Hans Fiene is a Lutheran pastor and a regular contributor to the right-wing website The Federalist. He also has written an insane column about Sunday’s mass shooting at a church in Sutherland Springs, Texas. The insanity starts right away; in the title he says of the people murdered in the church that “God was answering their prayers.”
Fiene starts off by shaming “secular progressives” for criticizing people who offered “thoughts and prayers” after the shooting, especially those criticizing Republican politicians. After pointing out a couple of examples he says, “When those saints of First Baptist Church were murdered yesterday, God wasn’t ignoring their prayers. He was answering them.” Um, if that is true, then God, STOP HELPING!
He goes on to write that, “It may seem, on the surface, that God was refusing to give such protection to his Texan children. But we are also praying that God would deliver us from evil eternally. Through these same words, we are asking God to deliver us out of this evil world and into his heavenly glory, where no violence, persecution, cruelty, or hatred will ever afflict us again.” Right, so this God who is full of love and kindness created a world full of evil and violence that we have to suffer through, but that is OK because he did it all so that at the end of the suffering we get a better deal in the afterlife.
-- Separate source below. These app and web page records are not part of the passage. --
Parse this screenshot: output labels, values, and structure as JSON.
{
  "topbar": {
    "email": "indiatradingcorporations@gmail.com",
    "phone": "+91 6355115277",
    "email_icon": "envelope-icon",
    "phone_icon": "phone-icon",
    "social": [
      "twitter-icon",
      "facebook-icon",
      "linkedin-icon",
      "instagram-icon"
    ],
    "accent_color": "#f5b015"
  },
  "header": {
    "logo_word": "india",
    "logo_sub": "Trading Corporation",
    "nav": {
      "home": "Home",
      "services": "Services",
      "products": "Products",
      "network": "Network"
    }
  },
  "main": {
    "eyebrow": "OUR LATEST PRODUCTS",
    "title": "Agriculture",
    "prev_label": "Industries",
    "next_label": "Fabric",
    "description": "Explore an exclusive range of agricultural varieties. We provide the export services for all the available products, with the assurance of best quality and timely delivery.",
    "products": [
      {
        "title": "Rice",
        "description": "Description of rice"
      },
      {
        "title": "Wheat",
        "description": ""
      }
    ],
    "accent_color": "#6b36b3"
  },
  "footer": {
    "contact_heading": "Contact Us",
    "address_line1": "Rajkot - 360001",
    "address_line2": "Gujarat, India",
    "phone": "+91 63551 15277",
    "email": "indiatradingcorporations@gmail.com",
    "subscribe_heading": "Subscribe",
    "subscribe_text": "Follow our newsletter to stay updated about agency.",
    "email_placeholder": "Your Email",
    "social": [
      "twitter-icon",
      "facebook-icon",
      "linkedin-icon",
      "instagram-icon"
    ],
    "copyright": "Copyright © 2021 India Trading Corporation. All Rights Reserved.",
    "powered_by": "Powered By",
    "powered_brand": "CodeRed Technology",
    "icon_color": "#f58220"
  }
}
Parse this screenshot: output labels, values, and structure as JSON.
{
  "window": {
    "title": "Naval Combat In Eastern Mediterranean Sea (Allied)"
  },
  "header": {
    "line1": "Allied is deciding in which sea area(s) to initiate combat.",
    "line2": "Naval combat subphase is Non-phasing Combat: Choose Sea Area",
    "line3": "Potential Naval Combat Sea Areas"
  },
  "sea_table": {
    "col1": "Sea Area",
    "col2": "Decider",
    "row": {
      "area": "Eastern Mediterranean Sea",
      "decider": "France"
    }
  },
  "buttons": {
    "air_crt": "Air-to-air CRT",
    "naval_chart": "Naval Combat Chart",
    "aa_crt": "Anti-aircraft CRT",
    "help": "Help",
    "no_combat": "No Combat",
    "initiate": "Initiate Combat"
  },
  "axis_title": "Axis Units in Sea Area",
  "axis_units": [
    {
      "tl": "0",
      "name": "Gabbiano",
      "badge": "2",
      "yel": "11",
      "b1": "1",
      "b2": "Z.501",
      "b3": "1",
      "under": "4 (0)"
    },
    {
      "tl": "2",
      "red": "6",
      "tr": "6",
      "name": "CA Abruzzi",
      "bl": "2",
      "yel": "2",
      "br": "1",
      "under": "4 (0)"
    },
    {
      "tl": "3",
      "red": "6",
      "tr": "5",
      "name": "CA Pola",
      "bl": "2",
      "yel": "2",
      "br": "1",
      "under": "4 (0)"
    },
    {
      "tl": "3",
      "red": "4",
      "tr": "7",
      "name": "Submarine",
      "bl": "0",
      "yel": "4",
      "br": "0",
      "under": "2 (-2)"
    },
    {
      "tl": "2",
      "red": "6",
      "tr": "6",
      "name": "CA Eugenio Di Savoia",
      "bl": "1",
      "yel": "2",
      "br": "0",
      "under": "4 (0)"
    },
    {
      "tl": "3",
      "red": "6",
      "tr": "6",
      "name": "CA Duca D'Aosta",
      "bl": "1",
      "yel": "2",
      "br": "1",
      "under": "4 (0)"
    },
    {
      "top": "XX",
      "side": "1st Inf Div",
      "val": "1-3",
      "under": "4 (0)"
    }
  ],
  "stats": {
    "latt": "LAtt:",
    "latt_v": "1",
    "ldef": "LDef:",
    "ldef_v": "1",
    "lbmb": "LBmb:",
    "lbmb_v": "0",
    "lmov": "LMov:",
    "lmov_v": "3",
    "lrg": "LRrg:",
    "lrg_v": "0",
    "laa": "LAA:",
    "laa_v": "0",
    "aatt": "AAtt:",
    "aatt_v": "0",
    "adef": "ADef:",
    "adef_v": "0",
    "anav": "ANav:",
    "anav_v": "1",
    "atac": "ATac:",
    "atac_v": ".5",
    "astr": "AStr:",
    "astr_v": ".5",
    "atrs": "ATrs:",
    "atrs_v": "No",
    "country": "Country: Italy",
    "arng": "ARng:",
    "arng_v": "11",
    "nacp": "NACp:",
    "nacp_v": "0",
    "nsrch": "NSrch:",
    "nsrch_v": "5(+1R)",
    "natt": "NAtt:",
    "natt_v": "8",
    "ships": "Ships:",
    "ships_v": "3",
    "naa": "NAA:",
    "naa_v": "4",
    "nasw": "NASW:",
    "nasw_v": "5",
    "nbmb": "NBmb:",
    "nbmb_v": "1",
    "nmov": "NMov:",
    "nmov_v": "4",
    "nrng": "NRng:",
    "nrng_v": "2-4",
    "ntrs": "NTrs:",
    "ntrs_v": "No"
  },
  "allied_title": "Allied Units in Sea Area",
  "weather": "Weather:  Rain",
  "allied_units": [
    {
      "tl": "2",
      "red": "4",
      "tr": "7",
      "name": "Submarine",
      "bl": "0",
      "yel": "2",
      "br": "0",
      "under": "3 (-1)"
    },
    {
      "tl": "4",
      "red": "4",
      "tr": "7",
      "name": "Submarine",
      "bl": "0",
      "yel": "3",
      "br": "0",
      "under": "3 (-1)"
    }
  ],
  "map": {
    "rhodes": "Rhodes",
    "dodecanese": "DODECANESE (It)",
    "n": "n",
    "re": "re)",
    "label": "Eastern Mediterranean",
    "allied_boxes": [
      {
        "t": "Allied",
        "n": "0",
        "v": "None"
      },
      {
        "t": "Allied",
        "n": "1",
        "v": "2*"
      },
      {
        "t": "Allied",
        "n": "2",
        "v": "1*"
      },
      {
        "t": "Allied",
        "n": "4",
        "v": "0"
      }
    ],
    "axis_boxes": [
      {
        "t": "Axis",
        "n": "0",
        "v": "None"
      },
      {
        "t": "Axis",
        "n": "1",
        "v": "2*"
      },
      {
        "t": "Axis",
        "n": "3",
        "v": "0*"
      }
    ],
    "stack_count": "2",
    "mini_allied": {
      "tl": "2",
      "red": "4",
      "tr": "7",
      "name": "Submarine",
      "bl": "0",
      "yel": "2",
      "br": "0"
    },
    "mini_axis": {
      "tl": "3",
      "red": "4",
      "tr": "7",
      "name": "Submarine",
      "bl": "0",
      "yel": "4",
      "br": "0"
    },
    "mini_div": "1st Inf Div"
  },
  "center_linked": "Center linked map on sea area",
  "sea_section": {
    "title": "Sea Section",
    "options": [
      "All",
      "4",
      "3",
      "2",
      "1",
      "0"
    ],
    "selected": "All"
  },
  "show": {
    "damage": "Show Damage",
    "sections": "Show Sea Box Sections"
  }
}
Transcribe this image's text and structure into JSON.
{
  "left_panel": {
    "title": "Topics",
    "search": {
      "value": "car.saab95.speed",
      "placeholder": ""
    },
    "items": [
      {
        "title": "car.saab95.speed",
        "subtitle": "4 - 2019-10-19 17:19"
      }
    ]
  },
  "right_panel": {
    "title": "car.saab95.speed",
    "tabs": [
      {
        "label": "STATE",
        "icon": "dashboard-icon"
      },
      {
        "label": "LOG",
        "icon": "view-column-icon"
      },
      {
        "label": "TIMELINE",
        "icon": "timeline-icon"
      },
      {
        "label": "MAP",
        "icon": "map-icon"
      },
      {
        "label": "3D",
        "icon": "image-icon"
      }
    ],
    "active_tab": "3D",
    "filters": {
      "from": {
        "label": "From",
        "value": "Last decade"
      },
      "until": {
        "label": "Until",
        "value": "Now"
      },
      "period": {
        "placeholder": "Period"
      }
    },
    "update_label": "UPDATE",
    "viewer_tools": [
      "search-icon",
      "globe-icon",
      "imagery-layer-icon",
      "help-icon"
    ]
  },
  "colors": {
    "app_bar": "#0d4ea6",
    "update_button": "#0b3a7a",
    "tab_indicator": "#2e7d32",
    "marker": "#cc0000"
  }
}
That is love?
Fiene continues by writing that, in order for God to fully defeat evil forever, he has to let evil get some temporary victories, like the shooting in Texas. He writes, “Sometimes, his will is done by allowing temporal evil to be the means through which he delivers us from eternal evil. Despite the best (or, more accurately, the worst) intentions of the wicked against his children, God hoists them on their own petard by using their wickedness to give those children his victory, even as the wicked often mock the prayers of their prey.”
Um, Hans, buddy? I thought God was omnipotent. Why would he be forced to let evil win temporarily? If God truly wants to defeat evil forever, and he is all-powerful, then why not just defeat evil?
Fiene really lays it all out on the table of delusion when he says, “Despite the horror that madman made the saints of First Baptist endure, those who endured it with faith in Christ have received his victory. Although the murderer filled their eyes with terror, God has now filled them with his glory. Although he persecuted them with violence, God seized that violence and has now used it to deliver his faithful into a kingdom of peace. Although this madman brought death to so many, God has used that death to give them the eternal life won for them in the blood of Jesus.”
This is a stark example of the kind of severely damaged thinking that religion creates. People who think in this way show a total lack of real empathy for the suffering of others. “It’s just God’s will!” “God wanted you to get shot and bleed out on the floor of his church in the middle of that hymn!” “Glory be to God for answering your prayers with a bullet to your brain!”
For the people who lived through the shooting, or who lost family members to it, this kind of talk is despicable. Is it really comforting knowing that your grandchildren were slaughtered because God wanted to answer their prayers? God so loves us that he helps you find your keys when you thought you lost them, but he lets your neighbors get butchered in church while praying to him? That is not love.
God either does not exist, or he is a homicidal lunatic. I am sticking with he does not exist.